In one of my recent library trips, I discovered Dorothea Lange: The Photographer Who Found the Faces of the Depression, by Carole Boston Weatherford. I have long been fascinated by the faces that Lange was able to capture with her camera and the way she put such emotion into the reality of the Depression and her role in the Farm Security Administration. Photojournalism has long been a passion of mine, and she is vital in the field.
So I found it comical when my 5th grader came home with an assignment about the Depression that featured Lange’s iconic photograph, Migrant Mother, and she recognized it because she had read this picture book.Weatherford shows how Lange’s childhood experience with polio impacted her later years. She was used to being unseen when walking around others, which allowed her to capture images that others couldn’t. As we often try to explain to kids, there are many types of intelligence and many types of creativity – Lange’s talent was “eyesight” and she was a “so-so student.” She was drawn to take images of people and tell their stories, something different than what other photographers were doing at the time.

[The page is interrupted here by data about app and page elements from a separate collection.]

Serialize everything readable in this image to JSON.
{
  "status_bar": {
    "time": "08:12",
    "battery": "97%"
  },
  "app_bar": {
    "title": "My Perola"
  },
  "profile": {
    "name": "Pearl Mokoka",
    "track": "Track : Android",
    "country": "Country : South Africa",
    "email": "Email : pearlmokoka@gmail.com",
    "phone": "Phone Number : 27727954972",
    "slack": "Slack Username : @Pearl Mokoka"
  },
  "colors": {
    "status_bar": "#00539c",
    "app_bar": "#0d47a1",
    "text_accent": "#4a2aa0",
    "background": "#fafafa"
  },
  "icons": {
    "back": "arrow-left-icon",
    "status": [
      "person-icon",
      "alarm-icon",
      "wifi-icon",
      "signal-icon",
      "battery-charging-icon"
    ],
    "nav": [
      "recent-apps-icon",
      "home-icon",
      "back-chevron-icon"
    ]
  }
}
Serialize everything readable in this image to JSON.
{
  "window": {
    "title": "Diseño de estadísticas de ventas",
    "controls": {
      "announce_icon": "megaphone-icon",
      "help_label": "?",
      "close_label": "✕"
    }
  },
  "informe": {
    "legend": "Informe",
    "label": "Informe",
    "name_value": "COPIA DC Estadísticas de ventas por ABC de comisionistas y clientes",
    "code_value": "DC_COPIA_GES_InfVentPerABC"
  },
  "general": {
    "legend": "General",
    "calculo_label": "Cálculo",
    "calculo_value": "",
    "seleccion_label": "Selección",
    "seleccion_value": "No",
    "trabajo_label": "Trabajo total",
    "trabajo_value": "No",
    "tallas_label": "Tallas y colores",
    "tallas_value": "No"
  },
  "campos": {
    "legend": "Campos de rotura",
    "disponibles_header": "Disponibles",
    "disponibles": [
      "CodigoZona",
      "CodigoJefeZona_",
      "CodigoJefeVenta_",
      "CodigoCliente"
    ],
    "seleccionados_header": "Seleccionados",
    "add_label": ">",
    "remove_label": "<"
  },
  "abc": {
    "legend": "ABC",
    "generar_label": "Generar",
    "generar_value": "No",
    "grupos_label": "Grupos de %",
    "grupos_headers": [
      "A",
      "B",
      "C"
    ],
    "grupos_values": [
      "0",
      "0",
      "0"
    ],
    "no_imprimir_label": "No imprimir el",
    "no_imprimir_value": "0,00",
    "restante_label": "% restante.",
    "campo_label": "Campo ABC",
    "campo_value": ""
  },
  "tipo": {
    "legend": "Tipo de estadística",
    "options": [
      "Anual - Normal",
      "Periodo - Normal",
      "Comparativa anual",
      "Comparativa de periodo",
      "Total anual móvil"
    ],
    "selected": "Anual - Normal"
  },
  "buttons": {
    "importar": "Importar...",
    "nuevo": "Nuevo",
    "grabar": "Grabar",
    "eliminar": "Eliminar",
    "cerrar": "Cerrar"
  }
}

The book doesn’t go into a huge amount of details, but just enough to whet a young mind to discover more. The factual information after the story is filled with great information.
Another book on Lange that I have not gotten to see myself, but that looks absolutely wonderful is Dorothea’s Eyes, by Barb Rosenstock. The book focuses on how “Dorothea’s eyes help us see with our hearts.” By showing the hardships that Lange faced as a child and how she overcame them, young readers can see that her life might have been what shaped her to be the person best suited to represent those that others wanted to ignore. A life of pretending she was invisible meant that she saw those that the world didn’t see.
Both of these books are awesome entry points to understanding the Depression and Dust Bowl. These are also books that highlight how important picture books can be for older children when you are talking about subjects as complicated as these.
Every Wednesday I try to post a non-fiction picture book as part of the Nonfiction Picture Book Challenge hosted by Kid Lit Frenzy. Non-fiction picture books are amazing for helping kids learn. Make sure to check out Kid Lit Frenzy and the linked blogs to find some more fabulous books!